Sometimes I wonder why I’m not more drawn to tropical climates. I spend my winters in the Upper Peninsula of Michigan as an ice-climbing guide, and fill my free time with climbing and skiing. I spend 6 days a week almost all winter long in frigid sub-zero conditions while most humans should be in bed drinking hot chocolate. My love for the ice and snow drew me to Alaska as the ultimate frozen playground. For many years I had dreamt of planning a climbing trip into the Alaska Range, one of the more wildest and unforgiving alpine environments in the world. So when that dream was finally coming to fruition I couldn’t help but wonder if spending just a couple weeks in Alaska would be enough? Can I get a sense of the culture, landscape, and recreation in such a small window. As much as I love the “Yoop”, it just made sense to spend the entire summer in the land of the midnight sun. So after brushing up the resume and sending a few emails I ended up choosing a glacier guiding and whitewater rafting company called NOVA Alaska Guides. The relaxed nature of the phone interview and the lack of official hiring processes assured me that it was going to be a great fit. It was settled.
Belaying a client up the “icefall” area
I was going to chase the ice and snow and continue guiding ice-climbing for the entire year. So after my personal climbing trip into the Alaska Range (see last blog post) I found myself gearing up to head to my new place of employement, which couldn’t have worked out better because my bank account informed me that I owned “-17.00” dollars. Our company operates out of Hick’s Creek, a chunk of land situated on the Matanuska River in Glacier View, Alaska. Glacier view is a “census designated” area along the Glen Allen Highway just a few hours east of Anchorage boasting a mere 200 permanent residents along the 30 mile stretch of highway. NOVA has been in business since 1975 running class IV rafting trips on the Matanuska River. The glacier guiding came later in the company’s life but now claims half of the business.
Roaming the Matanuska Glacier
We offer three types of glacier outings. A hike, which is 3 hours long and relatively mellow. A trek, which is 5 hours long and is half ice-climbing and half adventurous glacier scrambling. And a climb, which as the name implies, we spend the entire 5 hours swinging tools. I only guide the treks and climbs, both of which involve technical rope work. Day-to-day my clientele is incredibly varied, ranging from young experienced ice climbers to elderly newbies who have never seen a climbing harness. Along with the varied client base, the glacier is wildly dynamic. Man-eating crevasses appear overnight, areas of the glacier become flooded and uncrossable in a matter of days, and chunks from the icefall continuously break off. This makes the guided terrain ever-changing and very fun to work with. Day by day I alter my path through the glacier based on ability level and landscape changes. No two days are alike and that is what keeps me excited. As far as the more technical side of things, we use three v-threads for our standard tope-rope anchors here on the Matanuska glacier. We do this because on hotter days the ice screws heat up and melt out of the ice in as little as 20 minutes! Doing a bit of basic math: three v-threads, times two per trip, times two trips per day, times forty days straight without a day off. Needless to say I can drill three perfect v-threads in less time than it used to take me to build a three screw anchor. We also frequently do hand lines to get up steeper terrain and munter lowers to get down areas where the fall consequenses are higher. I also regularly negotiate top-site managed climbs in which I lower eager clients into moulins (holes created by water) and have them climb back out.

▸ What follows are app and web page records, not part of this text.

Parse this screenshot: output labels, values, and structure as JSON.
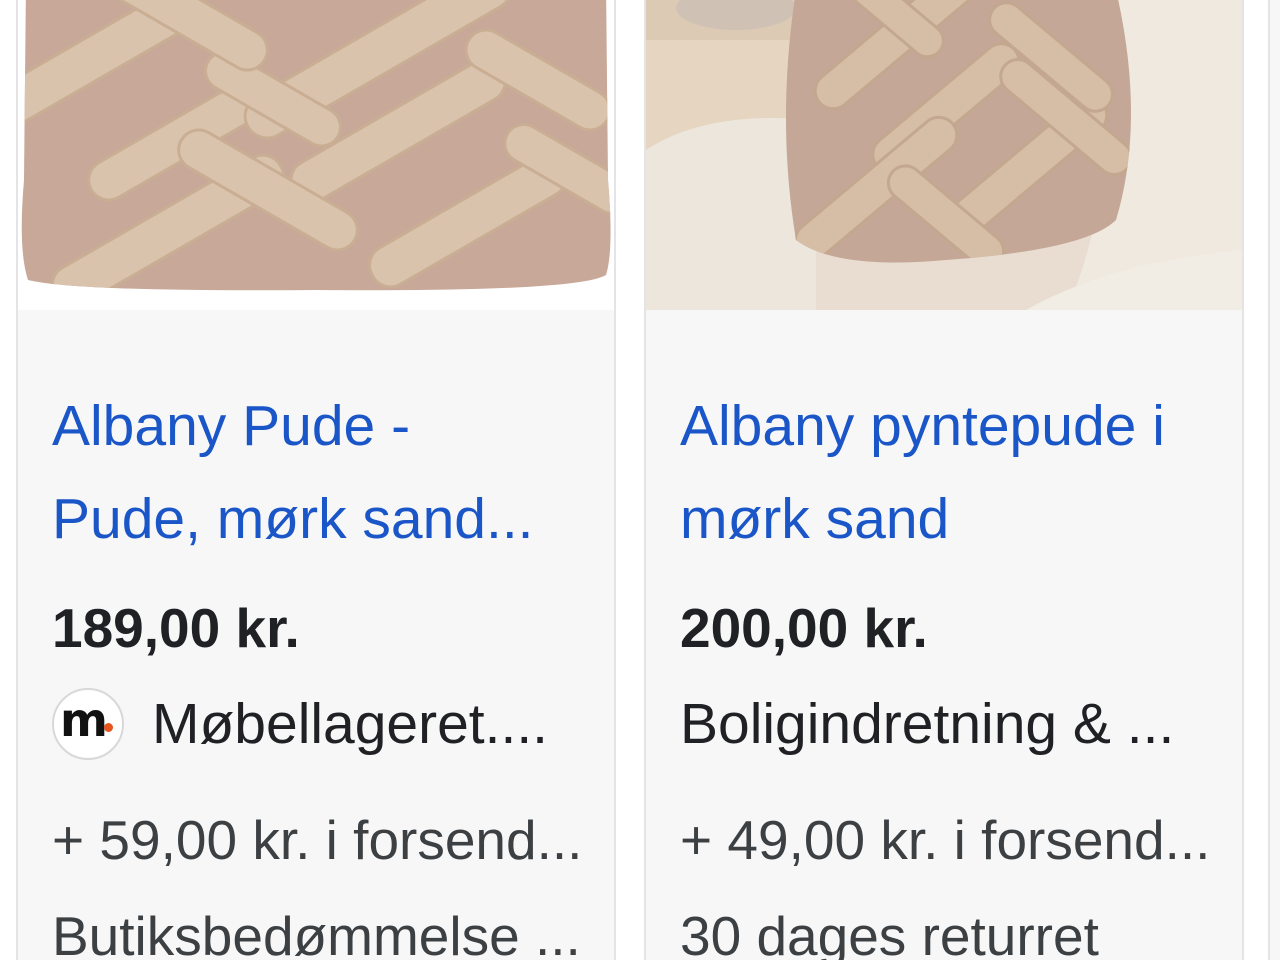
{
  "results": [
    {
      "title": "Albany Pude -\nPude, mørk sand...",
      "price": "189,00 kr.",
      "store_name": "Møbellageret....",
      "store_logo_letter": "m",
      "store_logo_icon": "mobellageret-logo",
      "shipping": "+ 59,00 kr. i forsend...",
      "extra": "Butiksbedømmelse ...",
      "image_icon": "pillow-product-image"
    },
    {
      "title": "Albany pyntepude i\nmørk sand",
      "price": "200,00 kr.",
      "store_name": "Boligindretning & ...",
      "shipping": "+ 49,00 kr. i forsend...",
      "extra": "30 dages returret",
      "image_icon": "pillow-on-chair-image"
    }
  ],
  "colors": {
    "link": "#1a56c8",
    "text": "#202124",
    "secondary_text": "#3c4043",
    "card_bg": "#f7f7f8",
    "logo_accent": "#e8561f",
    "pillow": "#c9aa98",
    "tuft": "#d8c0a8"
  }
}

A client reaching easier ground after climbing out of a moulin.
We work with a few different kids groups as well, so sometimes we get to switch it up and work with teenagers for a couple days. It’s awesome to teach younger kids ice climbing technique and watch them crush it on the overhanging ice walls. Camp life isn’t so bad either. Our 23 employees are split between the glacier, the river, and the office; but we all live on the property together in tents. We do all of the normal fun camp activites like campfires, lawn games, and beer drinking. Because we all work so hard we try to play equally as hard. We host our own music festival, launch a fourth of july fireworks show, and organize a weekly kickball match against the other seasonal employees in the valley. In the evenings when I need to escape the ice for just a little bit there is even a pretty sweet rock crag with many sport and trad routes just 10 minutes from camp. Often times after a day of work though I find myself itching to head back to the glacier to do some personal ice climbing as well. Sure is fun to swing tools in July!
Can’t forget about the 20 hours of daylight either, which was strange at first but it’s amazing how quickly your body can adapt. Overall I can confidently say that the land of the midnight sun has now claimed a piece of my heart. I feel incredibly lucky to have stumbled upon a such a fun place to work and live, and the people I am surrounded with just enrich the experience. And as the summer winds to and end I can’t help but become excited for my winter back in the Upper Peninsula to continue doing what I love. Can I be both a Yooper and an Alaskan, for now I will go with YES.